Nothing in the entries may differ when you return them.

*** Data to use Section Begins ***

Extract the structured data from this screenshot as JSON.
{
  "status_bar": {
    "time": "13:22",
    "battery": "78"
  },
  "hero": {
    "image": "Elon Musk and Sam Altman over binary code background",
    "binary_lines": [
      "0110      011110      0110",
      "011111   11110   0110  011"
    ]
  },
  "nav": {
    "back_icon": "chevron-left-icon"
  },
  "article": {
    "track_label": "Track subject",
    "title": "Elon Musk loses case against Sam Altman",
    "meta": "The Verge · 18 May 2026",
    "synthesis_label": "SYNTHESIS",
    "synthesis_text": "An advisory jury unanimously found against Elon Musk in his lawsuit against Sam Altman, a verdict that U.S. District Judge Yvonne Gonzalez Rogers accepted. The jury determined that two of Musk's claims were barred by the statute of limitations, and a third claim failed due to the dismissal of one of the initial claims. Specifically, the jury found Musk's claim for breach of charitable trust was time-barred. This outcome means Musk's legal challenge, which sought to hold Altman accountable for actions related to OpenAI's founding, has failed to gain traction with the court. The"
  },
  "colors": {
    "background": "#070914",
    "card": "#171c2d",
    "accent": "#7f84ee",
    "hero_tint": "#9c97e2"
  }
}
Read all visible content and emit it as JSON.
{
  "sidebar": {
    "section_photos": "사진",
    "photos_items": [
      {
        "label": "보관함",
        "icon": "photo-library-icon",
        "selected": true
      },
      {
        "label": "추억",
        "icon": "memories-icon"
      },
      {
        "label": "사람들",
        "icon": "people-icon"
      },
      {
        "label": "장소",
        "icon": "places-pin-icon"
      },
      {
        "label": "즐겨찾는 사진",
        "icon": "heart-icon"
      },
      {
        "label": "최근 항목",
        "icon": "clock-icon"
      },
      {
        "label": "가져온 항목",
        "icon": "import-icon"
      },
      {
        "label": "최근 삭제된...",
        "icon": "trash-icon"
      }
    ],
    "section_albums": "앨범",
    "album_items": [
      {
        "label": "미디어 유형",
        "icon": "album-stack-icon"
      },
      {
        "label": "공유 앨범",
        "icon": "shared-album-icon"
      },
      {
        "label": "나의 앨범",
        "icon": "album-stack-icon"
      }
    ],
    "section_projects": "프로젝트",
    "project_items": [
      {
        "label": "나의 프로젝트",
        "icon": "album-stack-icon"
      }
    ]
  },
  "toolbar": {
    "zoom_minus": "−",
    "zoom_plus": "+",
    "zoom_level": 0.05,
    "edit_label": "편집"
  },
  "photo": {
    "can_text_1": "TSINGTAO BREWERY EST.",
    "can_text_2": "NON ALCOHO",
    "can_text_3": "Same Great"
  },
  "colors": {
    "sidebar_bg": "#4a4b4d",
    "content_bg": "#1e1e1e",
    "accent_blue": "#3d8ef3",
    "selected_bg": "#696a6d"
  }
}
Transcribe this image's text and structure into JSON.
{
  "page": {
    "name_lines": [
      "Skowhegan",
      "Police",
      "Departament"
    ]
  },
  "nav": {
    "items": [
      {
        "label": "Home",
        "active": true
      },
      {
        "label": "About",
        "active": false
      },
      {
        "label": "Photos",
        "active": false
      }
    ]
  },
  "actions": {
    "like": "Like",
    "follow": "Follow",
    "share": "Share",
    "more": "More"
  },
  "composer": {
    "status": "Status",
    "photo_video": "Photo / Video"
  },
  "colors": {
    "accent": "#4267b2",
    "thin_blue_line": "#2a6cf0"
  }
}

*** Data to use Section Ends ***

Answer to the exercise:
Extract the structured data from this screenshot as JSON.
{
  "status_bar": {
    "time": "13:22",
    "battery": "78"
  },
  "hero": {
    "image": "Elon Musk and Sam Altman over binary code background",
    "binary_lines": [
      "0110      011110      0110",
      "011111   11110   0110  011"
    ]
  },
  "nav": {
    "back_icon": "chevron-left-icon"
  },
  "article": {
    "track_label": "Track subject",
    "title": "Elon Musk loses case against Sam Altman",
    "meta": "The Verge · 18 May 2026",
    "synthesis_label": "SYNTHESIS",
    "synthesis_text": "An advisory jury unanimously found against Elon Musk in his lawsuit against Sam Altman, a verdict that U.S. District Judge Yvonne Gonzalez Rogers accepted. The jury determined that two of Musk's claims were barred by the statute of limitations, and a third claim failed due to the dismissal of one of the initial claims. Specifically, the jury found Musk's claim for breach of charitable trust was time-barred. This outcome means Musk's legal challenge, which sought to hold Altman accountable for actions related to OpenAI's founding, has failed to gain traction with the court. The"
  },
  "colors": {
    "background": "#070914",
    "card": "#171c2d",
    "accent": "#7f84ee",
    "hero_tint": "#9c97e2"
  }
}
Read all visible content and emit it as JSON.
{
  "sidebar": {
    "section_photos": "사진",
    "photos_items": [
      {
        "label": "보관함",
        "icon": "photo-library-icon",
        "selected": true
      },
      {
        "label": "추억",
        "icon": "memories-icon"
      },
      {
        "label": "사람들",
        "icon": "people-icon"
      },
      {
        "label": "장소",
        "icon": "places-pin-icon"
      },
      {
        "label": "즐겨찾는 사진",
        "icon": "heart-icon"
      },
      {
        "label": "최근 항목",
        "icon": "clock-icon"
      },
      {
        "label": "가져온 항목",
        "icon": "import-icon"
      },
      {
        "label": "최근 삭제된...",
        "icon": "trash-icon"
      }
    ],
    "section_albums": "앨범",
    "album_items": [
      {
        "label": "미디어 유형",
        "icon": "album-stack-icon"
      },
      {
        "label": "공유 앨범",
        "icon": "shared-album-icon"
      },
      {
        "label": "나의 앨범",
        "icon": "album-stack-icon"
      }
    ],
    "section_projects": "프로젝트",
    "project_items": [
      {
        "label": "나의 프로젝트",
        "icon": "album-stack-icon"
      }
    ]
  },
  "toolbar": {
    "zoom_minus": "−",
    "zoom_plus": "+",
    "zoom_level": 0.05,
    "edit_label": "편집"
  },
  "photo": {
    "can_text_1": "TSINGTAO BREWERY EST.",
    "can_text_2": "NON ALCOHO",
    "can_text_3": "Same Great"
  },
  "colors": {
    "sidebar_bg": "#4a4b4d",
    "content_bg": "#1e1e1e",
    "accent_blue": "#3d8ef3",
    "selected_bg": "#696a6d"
  }
}
Transcribe this image's text and structure into JSON.
{
  "page": {
    "name_lines": [
      "Skowhegan",
      "Police",
      "Departament"
    ]
  },
  "nav": {
    "items": [
      {
        "label": "Home",
        "active": true
      },
      {
        "label": "About",
        "active": false
      },
      {
        "label": "Photos",
        "active": false
      }
    ]
  },
  "actions": {
    "like": "Like",
    "follow": "Follow",
    "share": "Share",
    "more": "More"
  },
  "composer": {
    "status": "Status",
    "photo_video": "Photo / Video"
  },
  "colors": {
    "accent": "#4267b2",
    "thin_blue_line": "#2a6cf0"
  }
}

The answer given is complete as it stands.